DATASET EXTRACT Block Start

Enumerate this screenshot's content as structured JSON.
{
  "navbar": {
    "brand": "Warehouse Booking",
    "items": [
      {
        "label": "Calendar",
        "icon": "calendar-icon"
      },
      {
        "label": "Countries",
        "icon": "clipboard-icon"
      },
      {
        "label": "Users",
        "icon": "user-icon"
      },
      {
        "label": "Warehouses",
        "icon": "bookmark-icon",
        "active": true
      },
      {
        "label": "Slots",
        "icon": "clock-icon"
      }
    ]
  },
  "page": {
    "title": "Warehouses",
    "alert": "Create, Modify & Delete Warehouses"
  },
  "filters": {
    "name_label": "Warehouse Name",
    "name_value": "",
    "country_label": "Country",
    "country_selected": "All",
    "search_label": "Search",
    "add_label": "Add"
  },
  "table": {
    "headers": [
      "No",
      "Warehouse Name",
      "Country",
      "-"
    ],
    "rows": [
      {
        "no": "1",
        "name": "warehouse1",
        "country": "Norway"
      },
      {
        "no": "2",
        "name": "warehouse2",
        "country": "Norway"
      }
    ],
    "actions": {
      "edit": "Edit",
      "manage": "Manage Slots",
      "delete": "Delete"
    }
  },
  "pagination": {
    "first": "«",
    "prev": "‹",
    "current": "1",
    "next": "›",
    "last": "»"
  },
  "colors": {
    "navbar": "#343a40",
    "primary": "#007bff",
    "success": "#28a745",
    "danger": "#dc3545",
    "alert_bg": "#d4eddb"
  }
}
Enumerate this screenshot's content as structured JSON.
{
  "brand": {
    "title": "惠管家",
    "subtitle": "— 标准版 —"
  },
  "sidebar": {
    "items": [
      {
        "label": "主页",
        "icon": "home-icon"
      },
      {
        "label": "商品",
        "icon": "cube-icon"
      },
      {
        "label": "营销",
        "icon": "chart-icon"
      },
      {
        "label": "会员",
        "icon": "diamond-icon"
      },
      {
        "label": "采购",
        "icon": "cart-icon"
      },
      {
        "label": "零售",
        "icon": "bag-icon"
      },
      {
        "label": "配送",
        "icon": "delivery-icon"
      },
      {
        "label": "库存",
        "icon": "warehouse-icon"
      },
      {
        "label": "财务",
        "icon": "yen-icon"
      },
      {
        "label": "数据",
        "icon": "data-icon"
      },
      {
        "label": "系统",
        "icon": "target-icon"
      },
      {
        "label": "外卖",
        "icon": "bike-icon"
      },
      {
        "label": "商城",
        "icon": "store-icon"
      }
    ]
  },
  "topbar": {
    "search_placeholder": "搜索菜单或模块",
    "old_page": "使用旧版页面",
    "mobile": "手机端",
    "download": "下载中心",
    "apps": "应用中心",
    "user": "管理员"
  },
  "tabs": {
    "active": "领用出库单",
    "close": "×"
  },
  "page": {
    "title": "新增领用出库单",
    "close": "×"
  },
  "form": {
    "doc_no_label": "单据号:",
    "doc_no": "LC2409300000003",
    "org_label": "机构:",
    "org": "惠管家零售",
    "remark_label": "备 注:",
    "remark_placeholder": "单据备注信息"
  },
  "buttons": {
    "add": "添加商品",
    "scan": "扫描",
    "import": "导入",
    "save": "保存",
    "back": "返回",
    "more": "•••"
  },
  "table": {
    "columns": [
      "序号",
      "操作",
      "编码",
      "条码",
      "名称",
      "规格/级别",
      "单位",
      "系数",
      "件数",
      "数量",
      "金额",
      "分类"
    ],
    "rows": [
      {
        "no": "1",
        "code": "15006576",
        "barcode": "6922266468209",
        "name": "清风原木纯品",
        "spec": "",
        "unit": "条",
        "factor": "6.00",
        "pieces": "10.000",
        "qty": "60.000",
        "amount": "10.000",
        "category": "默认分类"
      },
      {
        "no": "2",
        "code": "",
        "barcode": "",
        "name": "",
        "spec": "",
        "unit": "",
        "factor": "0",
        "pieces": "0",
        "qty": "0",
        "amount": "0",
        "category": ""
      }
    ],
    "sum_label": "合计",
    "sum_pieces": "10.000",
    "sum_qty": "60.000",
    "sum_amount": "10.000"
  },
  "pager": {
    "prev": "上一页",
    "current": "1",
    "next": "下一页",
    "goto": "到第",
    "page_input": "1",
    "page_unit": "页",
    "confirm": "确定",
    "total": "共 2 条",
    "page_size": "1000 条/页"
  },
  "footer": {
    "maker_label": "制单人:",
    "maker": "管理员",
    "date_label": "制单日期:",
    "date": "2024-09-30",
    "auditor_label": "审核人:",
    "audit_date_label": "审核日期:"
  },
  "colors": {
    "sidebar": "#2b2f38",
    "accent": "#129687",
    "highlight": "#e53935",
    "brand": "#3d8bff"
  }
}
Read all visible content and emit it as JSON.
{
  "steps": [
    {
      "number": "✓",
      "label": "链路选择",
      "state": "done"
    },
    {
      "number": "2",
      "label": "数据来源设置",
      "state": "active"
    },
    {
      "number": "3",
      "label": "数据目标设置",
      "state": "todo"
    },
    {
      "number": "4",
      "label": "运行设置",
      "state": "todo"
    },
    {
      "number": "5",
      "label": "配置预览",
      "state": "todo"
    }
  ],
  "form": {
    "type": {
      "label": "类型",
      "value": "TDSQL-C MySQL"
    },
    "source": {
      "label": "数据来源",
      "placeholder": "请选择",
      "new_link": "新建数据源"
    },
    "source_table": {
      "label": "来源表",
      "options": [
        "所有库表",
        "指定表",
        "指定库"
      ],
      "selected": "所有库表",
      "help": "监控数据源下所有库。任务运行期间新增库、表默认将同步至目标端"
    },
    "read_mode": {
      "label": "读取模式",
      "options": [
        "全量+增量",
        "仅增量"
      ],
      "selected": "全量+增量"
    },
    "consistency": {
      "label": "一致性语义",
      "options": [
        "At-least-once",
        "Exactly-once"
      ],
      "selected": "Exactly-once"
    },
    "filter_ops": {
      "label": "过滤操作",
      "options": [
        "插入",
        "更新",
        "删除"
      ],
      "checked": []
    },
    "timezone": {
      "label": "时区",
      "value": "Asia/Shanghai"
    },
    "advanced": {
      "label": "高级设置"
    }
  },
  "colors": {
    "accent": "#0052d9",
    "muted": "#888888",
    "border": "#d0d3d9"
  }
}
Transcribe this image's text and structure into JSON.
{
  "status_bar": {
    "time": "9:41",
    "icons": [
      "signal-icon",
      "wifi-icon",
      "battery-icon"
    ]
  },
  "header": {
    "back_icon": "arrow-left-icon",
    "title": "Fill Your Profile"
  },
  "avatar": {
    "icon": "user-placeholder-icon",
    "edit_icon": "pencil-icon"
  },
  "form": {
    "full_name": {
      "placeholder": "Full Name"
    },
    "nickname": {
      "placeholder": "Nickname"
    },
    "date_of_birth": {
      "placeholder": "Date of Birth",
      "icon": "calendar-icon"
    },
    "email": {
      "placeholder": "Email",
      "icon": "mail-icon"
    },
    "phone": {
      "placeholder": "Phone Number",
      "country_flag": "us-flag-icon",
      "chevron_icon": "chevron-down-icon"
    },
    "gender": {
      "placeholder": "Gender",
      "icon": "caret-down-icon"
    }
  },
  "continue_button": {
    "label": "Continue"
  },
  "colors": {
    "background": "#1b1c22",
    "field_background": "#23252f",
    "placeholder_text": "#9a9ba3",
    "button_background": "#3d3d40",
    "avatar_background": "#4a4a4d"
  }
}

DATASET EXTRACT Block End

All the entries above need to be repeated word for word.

Enumerate this screenshot's content as structured JSON.
{
  "navbar": {
    "brand": "Warehouse Booking",
    "items": [
      {
        "label": "Calendar",
        "icon": "calendar-icon"
      },
      {
        "label": "Countries",
        "icon": "clipboard-icon"
      },
      {
        "label": "Users",
        "icon": "user-icon"
      },
      {
        "label": "Warehouses",
        "icon": "bookmark-icon",
        "active": true
      },
      {
        "label": "Slots",
        "icon": "clock-icon"
      }
    ]
  },
  "page": {
    "title": "Warehouses",
    "alert": "Create, Modify & Delete Warehouses"
  },
  "filters": {
    "name_label": "Warehouse Name",
    "name_value": "",
    "country_label": "Country",
    "country_selected": "All",
    "search_label": "Search",
    "add_label": "Add"
  },
  "table": {
    "headers": [
      "No",
      "Warehouse Name",
      "Country",
      "-"
    ],
    "rows": [
      {
        "no": "1",
        "name": "warehouse1",
        "country": "Norway"
      },
      {
        "no": "2",
        "name": "warehouse2",
        "country": "Norway"
      }
    ],
    "actions": {
      "edit": "Edit",
      "manage": "Manage Slots",
      "delete": "Delete"
    }
  },
  "pagination": {
    "first": "«",
    "prev": "‹",
    "current": "1",
    "next": "›",
    "last": "»"
  },
  "colors": {
    "navbar": "#343a40",
    "primary": "#007bff",
    "success": "#28a745",
    "danger": "#dc3545",
    "alert_bg": "#d4eddb"
  }
}
Enumerate this screenshot's content as structured JSON.
{
  "brand": {
    "title": "惠管家",
    "subtitle": "— 标准版 —"
  },
  "sidebar": {
    "items": [
      {
        "label": "主页",
        "icon": "home-icon"
      },
      {
        "label": "商品",
        "icon": "cube-icon"
      },
      {
        "label": "营销",
        "icon": "chart-icon"
      },
      {
        "label": "会员",
        "icon": "diamond-icon"
      },
      {
        "label": "采购",
        "icon": "cart-icon"
      },
      {
        "label": "零售",
        "icon": "bag-icon"
      },
      {
        "label": "配送",
        "icon": "delivery-icon"
      },
      {
        "label": "库存",
        "icon": "warehouse-icon"
      },
      {
        "label": "财务",
        "icon": "yen-icon"
      },
      {
        "label": "数据",
        "icon": "data-icon"
      },
      {
        "label": "系统",
        "icon": "target-icon"
      },
      {
        "label": "外卖",
        "icon": "bike-icon"
      },
      {
        "label": "商城",
        "icon": "store-icon"
      }
    ]
  },
  "topbar": {
    "search_placeholder": "搜索菜单或模块",
    "old_page": "使用旧版页面",
    "mobile": "手机端",
    "download": "下载中心",
    "apps": "应用中心",
    "user": "管理员"
  },
  "tabs": {
    "active": "领用出库单",
    "close": "×"
  },
  "page": {
    "title": "新增领用出库单",
    "close": "×"
  },
  "form": {
    "doc_no_label": "单据号:",
    "doc_no": "LC2409300000003",
    "org_label": "机构:",
    "org": "惠管家零售",
    "remark_label": "备 注:",
    "remark_placeholder": "单据备注信息"
  },
  "buttons": {
    "add": "添加商品",
    "scan": "扫描",
    "import": "导入",
    "save": "保存",
    "back": "返回",
    "more": "•••"
  },
  "table": {
    "columns": [
      "序号",
      "操作",
      "编码",
      "条码",
      "名称",
      "规格/级别",
      "单位",
      "系数",
      "件数",
      "数量",
      "金额",
      "分类"
    ],
    "rows": [
      {
        "no": "1",
        "code": "15006576",
        "barcode": "6922266468209",
        "name": "清风原木纯品",
        "spec": "",
        "unit": "条",
        "factor": "6.00",
        "pieces": "10.000",
        "qty": "60.000",
        "amount": "10.000",
        "category": "默认分类"
      },
      {
        "no": "2",
        "code": "",
        "barcode": "",
        "name": "",
        "spec": "",
        "unit": "",
        "factor": "0",
        "pieces": "0",
        "qty": "0",
        "amount": "0",
        "category": ""
      }
    ],
    "sum_label": "合计",
    "sum_pieces": "10.000",
    "sum_qty": "60.000",
    "sum_amount": "10.000"
  },
  "pager": {
    "prev": "上一页",
    "current": "1",
    "next": "下一页",
    "goto": "到第",
    "page_input": "1",
    "page_unit": "页",
    "confirm": "确定",
    "total": "共 2 条",
    "page_size": "1000 条/页"
  },
  "footer": {
    "maker_label": "制单人:",
    "maker": "管理员",
    "date_label": "制单日期:",
    "date": "2024-09-30",
    "auditor_label": "审核人:",
    "audit_date_label": "审核日期:"
  },
  "colors": {
    "sidebar": "#2b2f38",
    "accent": "#129687",
    "highlight": "#e53935",
    "brand": "#3d8bff"
  }
}
Read all visible content and emit it as JSON.
{
  "steps": [
    {
      "number": "✓",
      "label": "链路选择",
      "state": "done"
    },
    {
      "number": "2",
      "label": "数据来源设置",
      "state": "active"
    },
    {
      "number": "3",
      "label": "数据目标设置",
      "state": "todo"
    },
    {
      "number": "4",
      "label": "运行设置",
      "state": "todo"
    },
    {
      "number": "5",
      "label": "配置预览",
      "state": "todo"
    }
  ],
  "form": {
    "type": {
      "label": "类型",
      "value": "TDSQL-C MySQL"
    },
    "source": {
      "label": "数据来源",
      "placeholder": "请选择",
      "new_link": "新建数据源"
    },
    "source_table": {
      "label": "来源表",
      "options": [
        "所有库表",
        "指定表",
        "指定库"
      ],
      "selected": "所有库表",
      "help": "监控数据源下所有库。任务运行期间新增库、表默认将同步至目标端"
    },
    "read_mode": {
      "label": "读取模式",
      "options": [
        "全量+增量",
        "仅增量"
      ],
      "selected": "全量+增量"
    },
    "consistency": {
      "label": "一致性语义",
      "options": [
        "At-least-once",
        "Exactly-once"
      ],
      "selected": "Exactly-once"
    },
    "filter_ops": {
      "label": "过滤操作",
      "options": [
        "插入",
        "更新",
        "删除"
      ],
      "checked": []
    },
    "timezone": {
      "label": "时区",
      "value": "Asia/Shanghai"
    },
    "advanced": {
      "label": "高级设置"
    }
  },
  "colors": {
    "accent": "#0052d9",
    "muted": "#888888",
    "border": "#d0d3d9"
  }
}
Transcribe this image's text and structure into JSON.
{
  "status_bar": {
    "time": "9:41",
    "icons": [
      "signal-icon",
      "wifi-icon",
      "battery-icon"
    ]
  },
  "header": {
    "back_icon": "arrow-left-icon",
    "title": "Fill Your Profile"
  },
  "avatar": {
    "icon": "user-placeholder-icon",
    "edit_icon": "pencil-icon"
  },
  "form": {
    "full_name": {
      "placeholder": "Full Name"
    },
    "nickname": {
      "placeholder": "Nickname"
    },
    "date_of_birth": {
      "placeholder": "Date of Birth",
      "icon": "calendar-icon"
    },
    "email": {
      "placeholder": "Email",
      "icon": "mail-icon"
    },
    "phone": {
      "placeholder": "Phone Number",
      "country_flag": "us-flag-icon",
      "chevron_icon": "chevron-down-icon"
    },
    "gender": {
      "placeholder": "Gender",
      "icon": "caret-down-icon"
    }
  },
  "continue_button": {
    "label": "Continue"
  },
  "colors": {
    "background": "#1b1c22",
    "field_background": "#23252f",
    "placeholder_text": "#9a9ba3",
    "button_background": "#3d3d40",
    "avatar_background": "#4a4a4d"
  }
}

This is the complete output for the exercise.